‘Great rugby is about courage and character. I’d like to dedicate today’s win to someone else with great courage and character, Alastair Hignell,’he said.
Hignell, 52, covered six rugby World Cups during a broadcasting career which began at BBC Radio in 1987.
He played rugby for England and cricket for Gloucestershire, and joined Radio Five Live in 1996. Diagnosed with multiple sclerosis in 1999, he has managed to keep working with the help of colleagues including BBC rugby correspondent Ian Robertson.
Here he explains his decision to retire:
I nearly broke down on several occasions at Twickenham; I finally blubbed at the end of my last day as a rugby commentator – a farewell event organised by the rugby journalists with whom I had spent most of my working life.
I didn’t need to remind them that our jobs have, with the proliferation of blogs and online, podcasts and even vodcasts, become even more demanding over the past few years, or that the strapline promoted by my employers, ‘news and sport 24 hours a day on the BBC”, meant what it said on the tin.
None of them needed reminding either that while these demands were escalating, my ability to cope with them was going in the opposite direction – all of them had seen me trying to lever myself into inadequate and dangerous commentary boxes, and most of them had helped at some stage or another to assemble and disassemble my buggy, lug my broadcasting equipment up flights of awkward stairs, and clear my path through unforgiving crowds.
Like my colleagues, I had got used to the extremes of life at the journalistic coalface; when a story needs covering, you work until it’s covered. If that means travelling not just the length and breadth of the country, but at times, halfway across the world, then so be it. If that means working 16-hour days for weeks on end, then that’s part of the job and there’ll always be a chance to slow down, and catch up and restore your energy.
Except, with MS – or at least my form of MS – there’s not. I was increasingly discovering that I lacked the reserves of energy to push myself to the absolute limit at times of greatest demand, and I was starting to lack the resources to put myself back together again in the time available.
I didn’t want to be a passenger. I had the second best job in broadcasting, and I wanted to do it the sort of justice I believed it deserved, that I felt I had managed to deliver in the past, and that was in danger of being compromised by my dwindling energy levels.
I had come to that reluctant conclusion not at the Rugby World Cup in autumn 2007, but on the England tour to South Africa four months earlier. I found then that I was spending increasing amounts of time lying in my hotel room in an attempt to summon up the energy to attend the press conferences I had to attend. I wasn’t sleeping well, and I was struggling, for the first time, to forget the problems of being disabled.
In short, the ‘wow’factor in my job was starting to lose its first ‘w”. If it were to lose another consonant it would end up as one tiny insignificant zero.
And all the time Jeannie, my wife, my rock, my shield and my friend, was also lying sleepless in England, trying to keep our life together together and knowing that when I got back I would be more of a wreck than I had been the time before, and that the time to recover – the brunt of which she always took – would be longer.

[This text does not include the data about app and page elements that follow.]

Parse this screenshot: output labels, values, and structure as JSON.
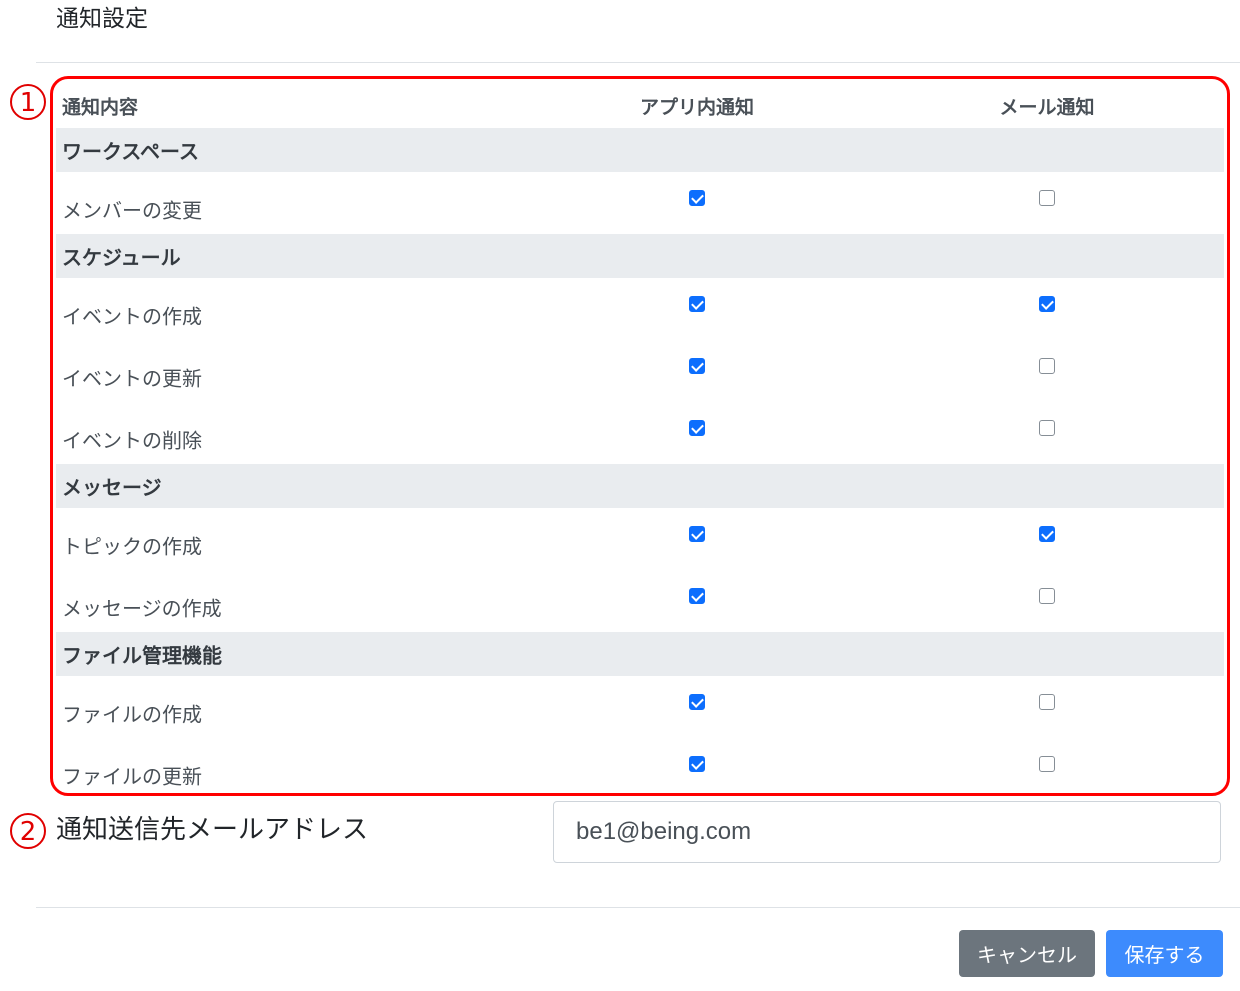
{
  "modal": {
    "title": "通知設定"
  },
  "table": {
    "headers": {
      "content": "通知内容",
      "app": "アプリ内通知",
      "mail": "メール通知"
    },
    "groups": [
      {
        "name": "ワークスペース",
        "items": [
          {
            "label": "メンバーの変更",
            "app": true,
            "mail": false
          }
        ]
      },
      {
        "name": "スケジュール",
        "items": [
          {
            "label": "イベントの作成",
            "app": true,
            "mail": true
          },
          {
            "label": "イベントの更新",
            "app": true,
            "mail": false
          },
          {
            "label": "イベントの削除",
            "app": true,
            "mail": false
          }
        ]
      },
      {
        "name": "メッセージ",
        "items": [
          {
            "label": "トピックの作成",
            "app": true,
            "mail": true
          },
          {
            "label": "メッセージの作成",
            "app": true,
            "mail": false
          }
        ]
      },
      {
        "name": "ファイル管理機能",
        "items": [
          {
            "label": "ファイルの作成",
            "app": true,
            "mail": false
          },
          {
            "label": "ファイルの更新",
            "app": true,
            "mail": false
          }
        ]
      }
    ]
  },
  "annotations": {
    "marker1": "1",
    "marker2": "2",
    "highlight_color": "#ff0000"
  },
  "email": {
    "label": "通知送信先メールアドレス",
    "value": "be1@being.com"
  },
  "footer": {
    "cancel_label": "キャンセル",
    "save_label": "保存する"
  },
  "colors": {
    "checkbox_checked": "#0d6efd",
    "group_row_bg": "#e9ecef",
    "cancel_button": "#6c757d",
    "save_button": "#3d8bfd"
  }
}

The Rugby World Cup in France – all seven weeks of it – confirmed my worst fears. The last two weeks, when England reached first the semi-final and then the final, created unprecedented interest, and unprecedented demands from my employers. I got through, but only just, and only with fantastic support from my closest colleagues, and I knew that when the next big rugby event came along – the Lions tour of South Africa in 2009 – the gap between the demand of the job and the supply of my energy to do it would have become a chasm.
The BBC would have let me continue but that wouldn’t have been fair, either to the job, or to the guy who would eventually have to take over. They very kindly allowed me to bow out on my terms, at a big occasion, while I was still able to do my job reasonably well.
And what an occasion, and what a day, and what an amazing display of warmth from so many people!
And now to the future. I’m not giving up work, just this particularly demanding job, and I don’t feel in any way that I am giving in to MS.
I’m just finding a better way of living with it.
This article will also appear in the July/August issue of New Pathways, the magazine of the Multiple Sclerosis Resource Centre